▸ Material to process:
——
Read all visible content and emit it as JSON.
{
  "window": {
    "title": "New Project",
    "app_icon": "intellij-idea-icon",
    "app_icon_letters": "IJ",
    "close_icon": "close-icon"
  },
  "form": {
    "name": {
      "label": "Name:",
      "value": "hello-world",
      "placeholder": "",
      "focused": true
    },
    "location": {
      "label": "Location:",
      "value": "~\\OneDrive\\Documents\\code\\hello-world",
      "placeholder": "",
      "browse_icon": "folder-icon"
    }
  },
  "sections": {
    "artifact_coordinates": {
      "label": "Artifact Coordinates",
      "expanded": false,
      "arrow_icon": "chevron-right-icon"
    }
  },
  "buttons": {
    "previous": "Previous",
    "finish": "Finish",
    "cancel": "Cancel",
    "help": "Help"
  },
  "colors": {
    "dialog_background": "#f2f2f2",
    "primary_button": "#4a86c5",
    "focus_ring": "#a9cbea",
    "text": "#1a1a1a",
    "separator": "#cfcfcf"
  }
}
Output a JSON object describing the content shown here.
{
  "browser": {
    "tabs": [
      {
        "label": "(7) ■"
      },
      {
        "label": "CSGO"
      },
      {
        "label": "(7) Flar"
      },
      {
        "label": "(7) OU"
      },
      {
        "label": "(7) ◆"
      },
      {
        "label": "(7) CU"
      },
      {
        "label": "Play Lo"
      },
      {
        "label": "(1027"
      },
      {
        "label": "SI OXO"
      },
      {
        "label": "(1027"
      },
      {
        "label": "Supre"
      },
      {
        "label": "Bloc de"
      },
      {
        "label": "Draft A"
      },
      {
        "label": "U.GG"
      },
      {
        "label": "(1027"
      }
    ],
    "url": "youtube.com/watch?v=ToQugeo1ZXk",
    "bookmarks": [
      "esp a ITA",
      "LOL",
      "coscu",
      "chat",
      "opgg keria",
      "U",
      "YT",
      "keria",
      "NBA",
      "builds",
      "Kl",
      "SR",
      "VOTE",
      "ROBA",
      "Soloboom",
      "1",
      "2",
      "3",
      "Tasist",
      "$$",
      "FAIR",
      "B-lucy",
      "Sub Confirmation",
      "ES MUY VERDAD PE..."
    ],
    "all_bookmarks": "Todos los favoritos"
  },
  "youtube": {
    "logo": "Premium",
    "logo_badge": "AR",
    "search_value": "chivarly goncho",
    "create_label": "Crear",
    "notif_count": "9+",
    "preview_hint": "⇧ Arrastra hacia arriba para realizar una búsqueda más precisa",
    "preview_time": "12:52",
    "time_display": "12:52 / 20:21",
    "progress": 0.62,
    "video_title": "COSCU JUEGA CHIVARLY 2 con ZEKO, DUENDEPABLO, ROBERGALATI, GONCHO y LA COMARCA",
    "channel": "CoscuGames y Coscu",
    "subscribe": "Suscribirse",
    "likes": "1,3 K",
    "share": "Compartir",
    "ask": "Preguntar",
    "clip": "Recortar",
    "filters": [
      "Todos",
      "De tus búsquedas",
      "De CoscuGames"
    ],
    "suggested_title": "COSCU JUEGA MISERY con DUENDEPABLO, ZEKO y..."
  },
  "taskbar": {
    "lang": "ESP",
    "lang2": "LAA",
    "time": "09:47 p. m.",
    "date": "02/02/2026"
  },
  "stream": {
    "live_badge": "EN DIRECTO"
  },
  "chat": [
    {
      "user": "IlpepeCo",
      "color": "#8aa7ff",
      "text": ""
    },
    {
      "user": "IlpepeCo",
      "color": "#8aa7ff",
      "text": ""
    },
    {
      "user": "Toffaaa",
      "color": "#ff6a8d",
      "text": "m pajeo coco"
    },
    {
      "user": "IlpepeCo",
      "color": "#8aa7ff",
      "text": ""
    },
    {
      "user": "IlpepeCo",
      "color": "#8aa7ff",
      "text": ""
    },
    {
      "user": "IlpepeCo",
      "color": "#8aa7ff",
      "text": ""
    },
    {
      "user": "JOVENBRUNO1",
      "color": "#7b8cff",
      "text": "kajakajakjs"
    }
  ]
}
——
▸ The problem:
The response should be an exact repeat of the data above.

▸ Solved problem:
Read all visible content and emit it as JSON.
{
  "window": {
    "title": "New Project",
    "app_icon": "intellij-idea-icon",
    "app_icon_letters": "IJ",
    "close_icon": "close-icon"
  },
  "form": {
    "name": {
      "label": "Name:",
      "value": "hello-world",
      "placeholder": "",
      "focused": true
    },
    "location": {
      "label": "Location:",
      "value": "~\\OneDrive\\Documents\\code\\hello-world",
      "placeholder": "",
      "browse_icon": "folder-icon"
    }
  },
  "sections": {
    "artifact_coordinates": {
      "label": "Artifact Coordinates",
      "expanded": false,
      "arrow_icon": "chevron-right-icon"
    }
  },
  "buttons": {
    "previous": "Previous",
    "finish": "Finish",
    "cancel": "Cancel",
    "help": "Help"
  },
  "colors": {
    "dialog_background": "#f2f2f2",
    "primary_button": "#4a86c5",
    "focus_ring": "#a9cbea",
    "text": "#1a1a1a",
    "separator": "#cfcfcf"
  }
}
Output a JSON object describing the content shown here.
{
  "browser": {
    "tabs": [
      {
        "label": "(7) ■"
      },
      {
        "label": "CSGO"
      },
      {
        "label": "(7) Flar"
      },
      {
        "label": "(7) OU"
      },
      {
        "label": "(7) ◆"
      },
      {
        "label": "(7) CU"
      },
      {
        "label": "Play Lo"
      },
      {
        "label": "(1027"
      },
      {
        "label": "SI OXO"
      },
      {
        "label": "(1027"
      },
      {
        "label": "Supre"
      },
      {
        "label": "Bloc de"
      },
      {
        "label": "Draft A"
      },
      {
        "label": "U.GG"
      },
      {
        "label": "(1027"
      }
    ],
    "url": "youtube.com/watch?v=ToQugeo1ZXk",
    "bookmarks": [
      "esp a ITA",
      "LOL",
      "coscu",
      "chat",
      "opgg keria",
      "U",
      "YT",
      "keria",
      "NBA",
      "builds",
      "Kl",
      "SR",
      "VOTE",
      "ROBA",
      "Soloboom",
      "1",
      "2",
      "3",
      "Tasist",
      "$$",
      "FAIR",
      "B-lucy",
      "Sub Confirmation",
      "ES MUY VERDAD PE..."
    ],
    "all_bookmarks": "Todos los favoritos"
  },
  "youtube": {
    "logo": "Premium",
    "logo_badge": "AR",
    "search_value": "chivarly goncho",
    "create_label": "Crear",
    "notif_count": "9+",
    "preview_hint": "⇧ Arrastra hacia arriba para realizar una búsqueda más precisa",
    "preview_time": "12:52",
    "time_display": "12:52 / 20:21",
    "progress": 0.62,
    "video_title": "COSCU JUEGA CHIVARLY 2 con ZEKO, DUENDEPABLO, ROBERGALATI, GONCHO y LA COMARCA",
    "channel": "CoscuGames y Coscu",
    "subscribe": "Suscribirse",
    "likes": "1,3 K",
    "share": "Compartir",
    "ask": "Preguntar",
    "clip": "Recortar",
    "filters": [
      "Todos",
      "De tus búsquedas",
      "De CoscuGames"
    ],
    "suggested_title": "COSCU JUEGA MISERY con DUENDEPABLO, ZEKO y..."
  },
  "taskbar": {
    "lang": "ESP",
    "lang2": "LAA",
    "time": "09:47 p. m.",
    "date": "02/02/2026"
  },
  "stream": {
    "live_badge": "EN DIRECTO"
  },
  "chat": [
    {
      "user": "IlpepeCo",
      "color": "#8aa7ff",
      "text": ""
    },
    {
      "user": "IlpepeCo",
      "color": "#8aa7ff",
      "text": ""
    },
    {
      "user": "Toffaaa",
      "color": "#ff6a8d",
      "text": "m pajeo coco"
    },
    {
      "user": "IlpepeCo",
      "color": "#8aa7ff",
      "text": ""
    },
    {
      "user": "IlpepeCo",
      "color": "#8aa7ff",
      "text": ""
    },
    {
      "user": "IlpepeCo",
      "color": "#8aa7ff",
      "text": ""
    },
    {
      "user": "JOVENBRUNO1",
      "color": "#7b8cff",
      "text": "kajakajakjs"
    }
  ]
}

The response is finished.